**Exercise objective**. Reproduce the listing that follows, unchanged and complete.

--- Data provided Enclosed Below ---

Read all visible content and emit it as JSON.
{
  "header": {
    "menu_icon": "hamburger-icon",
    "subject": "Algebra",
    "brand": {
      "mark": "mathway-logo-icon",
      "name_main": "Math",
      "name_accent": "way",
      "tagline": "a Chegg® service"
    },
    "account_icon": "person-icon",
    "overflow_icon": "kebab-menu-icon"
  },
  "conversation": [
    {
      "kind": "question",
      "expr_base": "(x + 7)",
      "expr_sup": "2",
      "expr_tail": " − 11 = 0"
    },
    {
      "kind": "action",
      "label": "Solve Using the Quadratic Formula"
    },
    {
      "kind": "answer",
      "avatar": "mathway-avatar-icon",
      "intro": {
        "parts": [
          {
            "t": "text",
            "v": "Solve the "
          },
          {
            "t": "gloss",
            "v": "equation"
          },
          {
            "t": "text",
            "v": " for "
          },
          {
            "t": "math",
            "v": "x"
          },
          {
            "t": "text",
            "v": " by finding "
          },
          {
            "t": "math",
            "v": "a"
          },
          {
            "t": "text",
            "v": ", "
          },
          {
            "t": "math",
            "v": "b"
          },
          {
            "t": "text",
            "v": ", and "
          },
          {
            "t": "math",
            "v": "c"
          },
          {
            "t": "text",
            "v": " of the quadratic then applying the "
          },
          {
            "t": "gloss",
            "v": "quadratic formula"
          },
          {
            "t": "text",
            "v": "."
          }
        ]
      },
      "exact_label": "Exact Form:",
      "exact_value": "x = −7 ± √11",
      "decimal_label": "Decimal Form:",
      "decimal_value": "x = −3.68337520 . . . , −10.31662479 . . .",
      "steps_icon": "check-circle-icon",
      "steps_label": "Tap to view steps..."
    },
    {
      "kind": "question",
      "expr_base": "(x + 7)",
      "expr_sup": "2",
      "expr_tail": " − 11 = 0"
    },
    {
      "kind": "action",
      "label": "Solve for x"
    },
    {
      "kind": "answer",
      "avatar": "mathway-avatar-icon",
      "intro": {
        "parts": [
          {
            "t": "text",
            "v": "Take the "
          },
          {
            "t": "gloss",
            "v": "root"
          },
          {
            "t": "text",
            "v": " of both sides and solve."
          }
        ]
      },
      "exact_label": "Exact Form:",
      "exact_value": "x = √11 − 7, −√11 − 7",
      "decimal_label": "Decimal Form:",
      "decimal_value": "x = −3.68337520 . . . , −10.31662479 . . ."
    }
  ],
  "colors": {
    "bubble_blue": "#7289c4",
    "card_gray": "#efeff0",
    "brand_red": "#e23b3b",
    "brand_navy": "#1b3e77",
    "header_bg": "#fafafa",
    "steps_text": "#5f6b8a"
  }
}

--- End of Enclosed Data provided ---

**Solution below**.
Read all visible content and emit it as JSON.
{
  "header": {
    "menu_icon": "hamburger-icon",
    "subject": "Algebra",
    "brand": {
      "mark": "mathway-logo-icon",
      "name_main": "Math",
      "name_accent": "way",
      "tagline": "a Chegg® service"
    },
    "account_icon": "person-icon",
    "overflow_icon": "kebab-menu-icon"
  },
  "conversation": [
    {
      "kind": "question",
      "expr_base": "(x + 7)",
      "expr_sup": "2",
      "expr_tail": " − 11 = 0"
    },
    {
      "kind": "action",
      "label": "Solve Using the Quadratic Formula"
    },
    {
      "kind": "answer",
      "avatar": "mathway-avatar-icon",
      "intro": {
        "parts": [
          {
            "t": "text",
            "v": "Solve the "
          },
          {
            "t": "gloss",
            "v": "equation"
          },
          {
            "t": "text",
            "v": " for "
          },
          {
            "t": "math",
            "v": "x"
          },
          {
            "t": "text",
            "v": " by finding "
          },
          {
            "t": "math",
            "v": "a"
          },
          {
            "t": "text",
            "v": ", "
          },
          {
            "t": "math",
            "v": "b"
          },
          {
            "t": "text",
            "v": ", and "
          },
          {
            "t": "math",
            "v": "c"
          },
          {
            "t": "text",
            "v": " of the quadratic then applying the "
          },
          {
            "t": "gloss",
            "v": "quadratic formula"
          },
          {
            "t": "text",
            "v": "."
          }
        ]
      },
      "exact_label": "Exact Form:",
      "exact_value": "x = −7 ± √11",
      "decimal_label": "Decimal Form:",
      "decimal_value": "x = −3.68337520 . . . , −10.31662479 . . .",
      "steps_icon": "check-circle-icon",
      "steps_label": "Tap to view steps..."
    },
    {
      "kind": "question",
      "expr_base": "(x + 7)",
      "expr_sup": "2",
      "expr_tail": " − 11 = 0"
    },
    {
      "kind": "action",
      "label": "Solve for x"
    },
    {
      "kind": "answer",
      "avatar": "mathway-avatar-icon",
      "intro": {
        "parts": [
          {
            "t": "text",
            "v": "Take the "
          },
          {
            "t": "gloss",
            "v": "root"
          },
          {
            "t": "text",
            "v": " of both sides and solve."
          }
        ]
      },
      "exact_label": "Exact Form:",
      "exact_value": "x = √11 − 7, −√11 − 7",
      "decimal_label": "Decimal Form:",
      "decimal_value": "x = −3.68337520 . . . , −10.31662479 . . ."
    }
  ],
  "colors": {
    "bubble_blue": "#7289c4",
    "card_gray": "#efeff0",
    "brand_red": "#e23b3b",
    "brand_navy": "#1b3e77",
    "header_bg": "#fafafa",
    "steps_text": "#5f6b8a"
  }
}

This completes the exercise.